EXERCISE INPUT Start Marker

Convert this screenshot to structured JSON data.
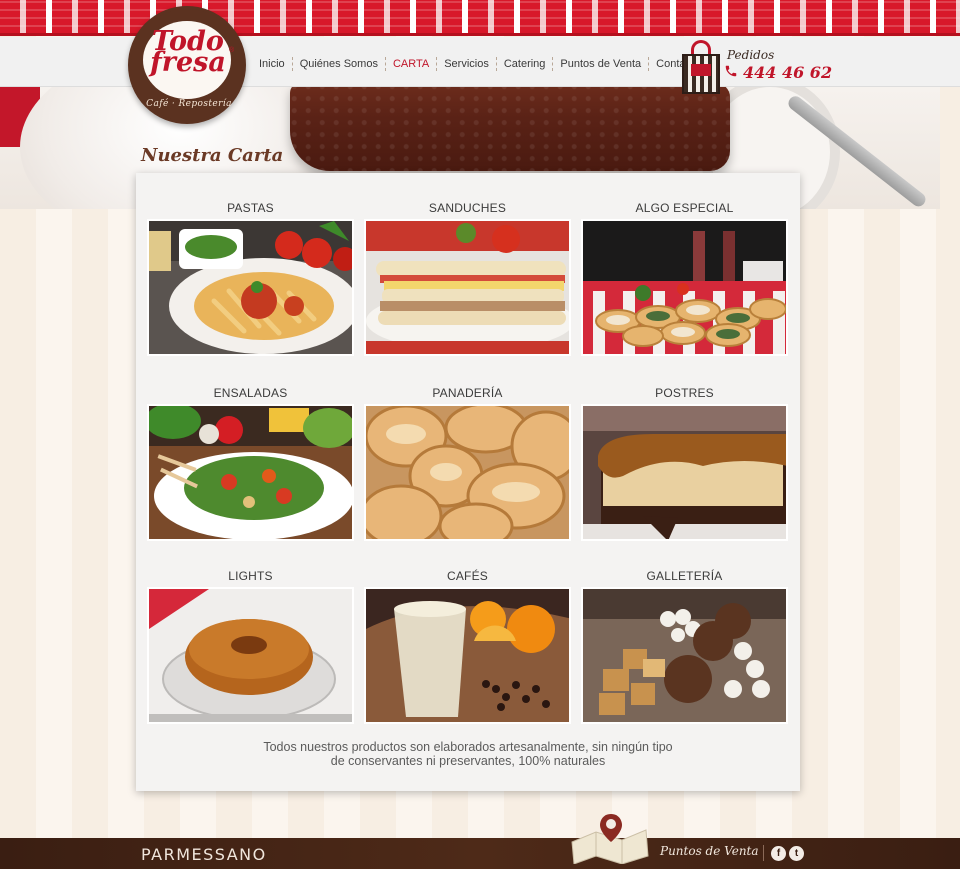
{
  "brand": {
    "name": "Todo fresa",
    "registered": "®",
    "tagline": "Café · Repostería"
  },
  "nav": {
    "items": [
      {
        "label": "Inicio",
        "active": false
      },
      {
        "label": "Quiénes Somos",
        "active": false
      },
      {
        "label": "CARTA",
        "active": true
      },
      {
        "label": "Servicios",
        "active": false
      },
      {
        "label": "Catering",
        "active": false
      },
      {
        "label": "Puntos de Venta",
        "active": false
      },
      {
        "label": "Contacto",
        "active": false
      }
    ]
  },
  "order": {
    "label": "Pedidos",
    "phone": "444 46 62"
  },
  "page": {
    "title": "Nuestra Carta"
  },
  "categories": [
    {
      "title": "PASTAS"
    },
    {
      "title": "SANDUCHES"
    },
    {
      "title": "ALGO ESPECIAL"
    },
    {
      "title": "ENSALADAS"
    },
    {
      "title": "PANADERÍA"
    },
    {
      "title": "POSTRES"
    },
    {
      "title": "LIGHTS"
    },
    {
      "title": "CAFÉS"
    },
    {
      "title": "GALLETERÍA"
    }
  ],
  "footnote": {
    "line1": "Todos nuestros productos son elaborados artesanalmente, sin ningún tipo",
    "line2": "de conservantes ni preservantes, 100% naturales"
  },
  "footer": {
    "left_text": "PARMESSANO",
    "puntos_label": "Puntos de Venta",
    "social": [
      {
        "icon": "facebook-icon",
        "glyph": "f"
      },
      {
        "icon": "twitter-icon",
        "glyph": "t"
      }
    ]
  },
  "colors": {
    "accent": "#c0152a",
    "brown": "#5b3220",
    "card": "#f4f3f2"
  }
}
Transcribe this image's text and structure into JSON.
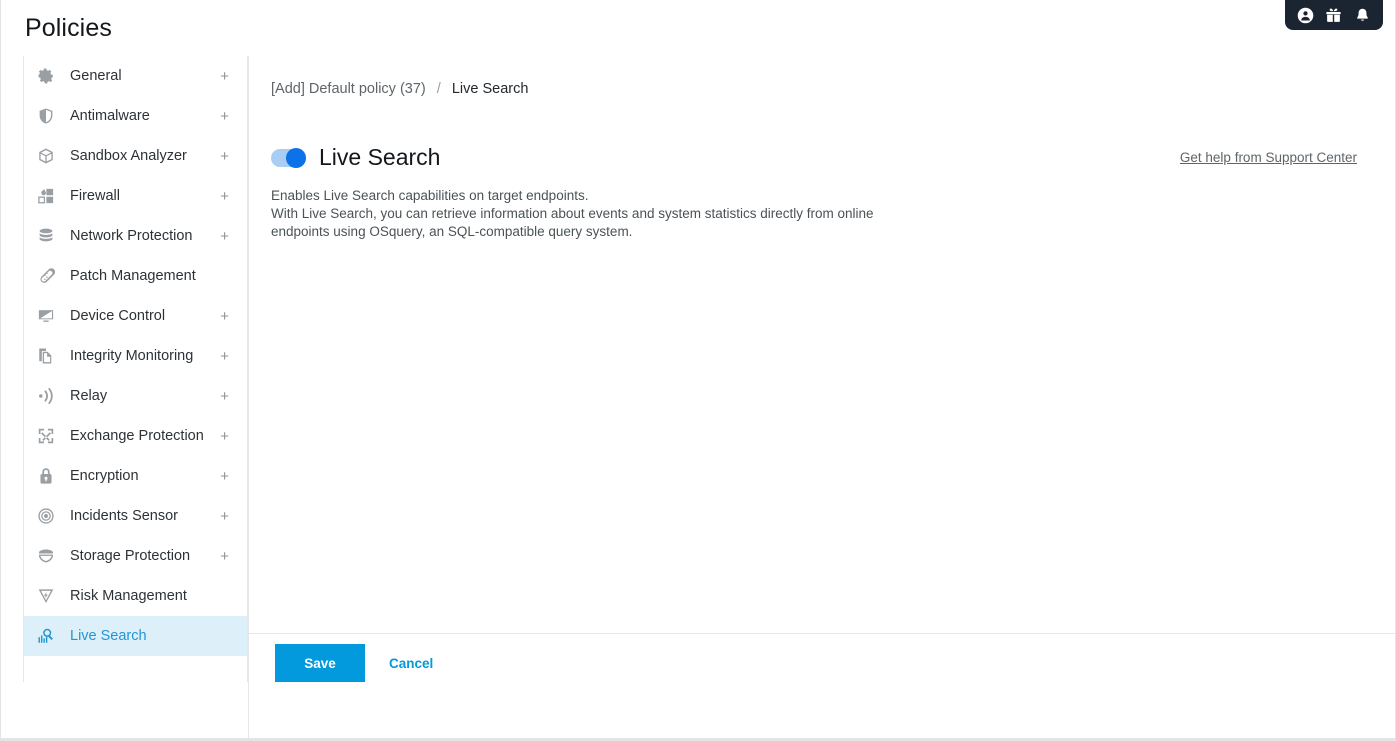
{
  "page": {
    "title": "Policies"
  },
  "topbar": {
    "icons": [
      {
        "name": "account-icon"
      },
      {
        "name": "gift-icon"
      },
      {
        "name": "bell-icon"
      }
    ]
  },
  "sidebar": {
    "items": [
      {
        "label": "General",
        "icon": "gear-icon",
        "expandable": "+",
        "active": false
      },
      {
        "label": "Antimalware",
        "icon": "shield-icon",
        "expandable": "+",
        "active": false
      },
      {
        "label": "Sandbox Analyzer",
        "icon": "cube-icon",
        "expandable": "+",
        "active": false
      },
      {
        "label": "Firewall",
        "icon": "firewall-blocks-icon",
        "expandable": "+",
        "active": false
      },
      {
        "label": "Network Protection",
        "icon": "database-stack-icon",
        "expandable": "+",
        "active": false
      },
      {
        "label": "Patch Management",
        "icon": "bandage-icon",
        "expandable": "",
        "active": false
      },
      {
        "label": "Device Control",
        "icon": "monitor-icon",
        "expandable": "+",
        "active": false
      },
      {
        "label": "Integrity Monitoring",
        "icon": "copy-pages-icon",
        "expandable": "+",
        "active": false
      },
      {
        "label": "Relay",
        "icon": "broadcast-icon",
        "expandable": "+",
        "active": false
      },
      {
        "label": "Exchange Protection",
        "icon": "exchange-arrows-icon",
        "expandable": "+",
        "active": false
      },
      {
        "label": "Encryption",
        "icon": "lock-icon",
        "expandable": "+",
        "active": false
      },
      {
        "label": "Incidents Sensor",
        "icon": "radar-target-icon",
        "expandable": "+",
        "active": false
      },
      {
        "label": "Storage Protection",
        "icon": "storage-shield-icon",
        "expandable": "+",
        "active": false
      },
      {
        "label": "Risk Management",
        "icon": "risk-bolt-icon",
        "expandable": "",
        "active": false
      },
      {
        "label": "Live Search",
        "icon": "live-search-icon",
        "expandable": "",
        "active": true
      }
    ]
  },
  "breadcrumb": {
    "parent": "[Add] Default policy (37)",
    "separator": "/",
    "current": "Live Search"
  },
  "main": {
    "toggle_state": "on",
    "section_title": "Live Search",
    "help_link": "Get help from Support Center",
    "description_line_1": "Enables Live Search capabilities on target endpoints.",
    "description_line_2": "With Live Search, you can retrieve information about events and system statistics directly from online endpoints using OSquery, an SQL-compatible query system."
  },
  "footer": {
    "save_label": "Save",
    "cancel_label": "Cancel"
  },
  "colors": {
    "accent_blue": "#029add",
    "toggle_knob": "#0b72e8",
    "toggle_track": "#a9cdf3",
    "active_item_bg": "#ddf0fa",
    "active_item_text": "#2196d3",
    "topbar_dark": "#1b2431"
  }
}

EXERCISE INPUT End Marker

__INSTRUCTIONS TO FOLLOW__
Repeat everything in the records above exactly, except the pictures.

__SOLUTION FOR THIS TASK__
Convert this screenshot to structured JSON data.
{
  "brand": {
    "name": "Todo fresa",
    "registered": "®",
    "tagline": "Café · Repostería"
  },
  "nav": {
    "items": [
      {
        "label": "Inicio",
        "active": false
      },
      {
        "label": "Quiénes Somos",
        "active": false
      },
      {
        "label": "CARTA",
        "active": true
      },
      {
        "label": "Servicios",
        "active": false
      },
      {
        "label": "Catering",
        "active": false
      },
      {
        "label": "Puntos de Venta",
        "active": false
      },
      {
        "label": "Contacto",
        "active": false
      }
    ]
  },
  "order": {
    "label": "Pedidos",
    "phone": "444 46 62"
  },
  "page": {
    "title": "Nuestra Carta"
  },
  "categories": [
    {
      "title": "PASTAS"
    },
    {
      "title": "SANDUCHES"
    },
    {
      "title": "ALGO ESPECIAL"
    },
    {
      "title": "ENSALADAS"
    },
    {
      "title": "PANADERÍA"
    },
    {
      "title": "POSTRES"
    },
    {
      "title": "LIGHTS"
    },
    {
      "title": "CAFÉS"
    },
    {
      "title": "GALLETERÍA"
    }
  ],
  "footnote": {
    "line1": "Todos nuestros productos son elaborados artesanalmente, sin ningún tipo",
    "line2": "de conservantes ni preservantes, 100% naturales"
  },
  "footer": {
    "left_text": "PARMESSANO",
    "puntos_label": "Puntos de Venta",
    "social": [
      {
        "icon": "facebook-icon",
        "glyph": "f"
      },
      {
        "icon": "twitter-icon",
        "glyph": "t"
      }
    ]
  },
  "colors": {
    "accent": "#c0152a",
    "brown": "#5b3220",
    "card": "#f4f3f2"
  }
}
Transcribe this image's text and structure into JSON.
{
  "page": {
    "title": "Policies"
  },
  "topbar": {
    "icons": [
      {
        "name": "account-icon"
      },
      {
        "name": "gift-icon"
      },
      {
        "name": "bell-icon"
      }
    ]
  },
  "sidebar": {
    "items": [
      {
        "label": "General",
        "icon": "gear-icon",
        "expandable": "+",
        "active": false
      },
      {
        "label": "Antimalware",
        "icon": "shield-icon",
        "expandable": "+",
        "active": false
      },
      {
        "label": "Sandbox Analyzer",
        "icon": "cube-icon",
        "expandable": "+",
        "active": false
      },
      {
        "label": "Firewall",
        "icon": "firewall-blocks-icon",
        "expandable": "+",
        "active": false
      },
      {
        "label": "Network Protection",
        "icon": "database-stack-icon",
        "expandable": "+",
        "active": false
      },
      {
        "label": "Patch Management",
        "icon": "bandage-icon",
        "expandable": "",
        "active": false
      },
      {
        "label": "Device Control",
        "icon": "monitor-icon",
        "expandable": "+",
        "active": false
      },
      {
        "label": "Integrity Monitoring",
        "icon": "copy-pages-icon",
        "expandable": "+",
        "active": false
      },
      {
        "label": "Relay",
        "icon": "broadcast-icon",
        "expandable": "+",
        "active": false
      },
      {
        "label": "Exchange Protection",
        "icon": "exchange-arrows-icon",
        "expandable": "+",
        "active": false
      },
      {
        "label": "Encryption",
        "icon": "lock-icon",
        "expandable": "+",
        "active": false
      },
      {
        "label": "Incidents Sensor",
        "icon": "radar-target-icon",
        "expandable": "+",
        "active": false
      },
      {
        "label": "Storage Protection",
        "icon": "storage-shield-icon",
        "expandable": "+",
        "active": false
      },
      {
        "label": "Risk Management",
        "icon": "risk-bolt-icon",
        "expandable": "",
        "active": false
      },
      {
        "label": "Live Search",
        "icon": "live-search-icon",
        "expandable": "",
        "active": true
      }
    ]
  },
  "breadcrumb": {
    "parent": "[Add] Default policy (37)",
    "separator": "/",
    "current": "Live Search"
  },
  "main": {
    "toggle_state": "on",
    "section_title": "Live Search",
    "help_link": "Get help from Support Center",
    "description_line_1": "Enables Live Search capabilities on target endpoints.",
    "description_line_2": "With Live Search, you can retrieve information about events and system statistics directly from online endpoints using OSquery, an SQL-compatible query system."
  },
  "footer": {
    "save_label": "Save",
    "cancel_label": "Cancel"
  },
  "colors": {
    "accent_blue": "#029add",
    "toggle_knob": "#0b72e8",
    "toggle_track": "#a9cdf3",
    "active_item_bg": "#ddf0fa",
    "active_item_text": "#2196d3",
    "topbar_dark": "#1b2431"
  }
}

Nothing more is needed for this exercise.